How Are 401(k)s Split During A Divorce?
If you are considering a divorce or are in the thick of one, you may be getting into the nitty gritty when it comes to asset and debt distribution. For many, this is the most time consuming and contentious part of the divorce process, particularly if it is a high-asset divorce. Many people may initially think about who will get to keep the house or how their savings will be divided, but it can take longer to realize the full extent of asset distribution. When dividing marital property, it is important not to forget about things like retirement programs, social security pensions, and other benefits. This is why it is always a good idea to consult with an attorney before starting the divorce process, to ensure that you have a full and complete understanding of what will be involved so that you can prepare.
Is a 401(k) Marital Property?
You may think that contributions made by you to your 401(k) are separate property, however, any contributions made to your 401(k) during the course of your marriage are considered to be marital property. This means that if, during the ten years that you were married, you contributed $100,000 to your 401(k), your spouse may be entitled to 50% or more of that amount. Remember that Alabama is an equitable distribution state, so a 50-50 split is not guaranteed. The judge has discretion to consider a number of factors in determining what an equitable division of assets may be.
Exceptions to Equitable Distribution of 401(k)

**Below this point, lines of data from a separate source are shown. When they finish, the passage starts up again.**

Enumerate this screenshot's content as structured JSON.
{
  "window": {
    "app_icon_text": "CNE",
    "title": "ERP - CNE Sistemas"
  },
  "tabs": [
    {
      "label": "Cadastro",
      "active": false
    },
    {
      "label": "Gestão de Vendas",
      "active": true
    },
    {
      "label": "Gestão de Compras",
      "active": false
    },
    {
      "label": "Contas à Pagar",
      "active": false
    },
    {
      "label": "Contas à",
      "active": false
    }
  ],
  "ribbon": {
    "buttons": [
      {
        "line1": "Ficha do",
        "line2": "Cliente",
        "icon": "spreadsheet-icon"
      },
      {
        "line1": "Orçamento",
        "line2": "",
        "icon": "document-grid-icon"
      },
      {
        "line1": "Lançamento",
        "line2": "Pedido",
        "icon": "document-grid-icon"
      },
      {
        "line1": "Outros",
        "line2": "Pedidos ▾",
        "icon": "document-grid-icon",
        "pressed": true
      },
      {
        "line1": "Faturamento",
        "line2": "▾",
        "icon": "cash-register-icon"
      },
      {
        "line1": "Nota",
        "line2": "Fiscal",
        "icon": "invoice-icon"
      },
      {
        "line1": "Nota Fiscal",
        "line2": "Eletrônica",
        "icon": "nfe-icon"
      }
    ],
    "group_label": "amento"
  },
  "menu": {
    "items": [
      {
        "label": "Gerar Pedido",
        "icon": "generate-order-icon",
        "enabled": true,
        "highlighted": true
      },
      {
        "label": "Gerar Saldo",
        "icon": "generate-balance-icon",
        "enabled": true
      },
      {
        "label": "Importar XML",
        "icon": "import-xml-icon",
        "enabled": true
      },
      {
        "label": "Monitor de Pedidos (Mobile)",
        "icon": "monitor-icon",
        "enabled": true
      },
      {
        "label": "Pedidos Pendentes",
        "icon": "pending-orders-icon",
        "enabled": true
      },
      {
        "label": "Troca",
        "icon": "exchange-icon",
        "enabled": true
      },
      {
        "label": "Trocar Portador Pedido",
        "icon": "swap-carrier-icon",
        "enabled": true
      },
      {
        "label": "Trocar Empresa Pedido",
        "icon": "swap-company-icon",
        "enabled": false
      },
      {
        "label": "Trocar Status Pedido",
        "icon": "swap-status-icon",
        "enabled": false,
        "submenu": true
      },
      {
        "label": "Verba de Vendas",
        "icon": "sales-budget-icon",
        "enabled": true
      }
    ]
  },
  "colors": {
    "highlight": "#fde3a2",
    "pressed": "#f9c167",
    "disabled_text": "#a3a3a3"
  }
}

While contributions made to a 401(k) over the course of a marriage are considered marital property, and would be subject to equitable distribution by a judge, it’s important to remember that you do not have to let a judge decide how your property is divided. In fact, that should only be done as a last resort. If you have a prenuptial agreement that governs how marital assets or 401(k)s and retirement funds should be handled in the event of a divorce, the prenuptial agreement will dictate. Some couples stipulate in their prenuptial agreement that any contributions made to their 401(k) funds will be treated as separate property, and if that is the agreement that they included in their contract, then those terms will dictate. Even in the absence of a prenuptial agreement, couples can come to their own decisions about how property is divided. If both spouses had jobs and relatively comparable 401(k) contributions, they may decide to each keep their own and not add it to the pool of marital property to be divided.
Schedule a Consultation with Peeples Law in Birmingham, Alabama
If you are considering divorce and want to make sure that your assets are protected and that you get an equitable settlement, the experienced Birmingham divorce attorneys at Peeples Law are ready to support you and ensure that you get a divorce settlement that meets your needs and honors the time spent in your marriage. Contact Peeples Law today to schedule a consultation.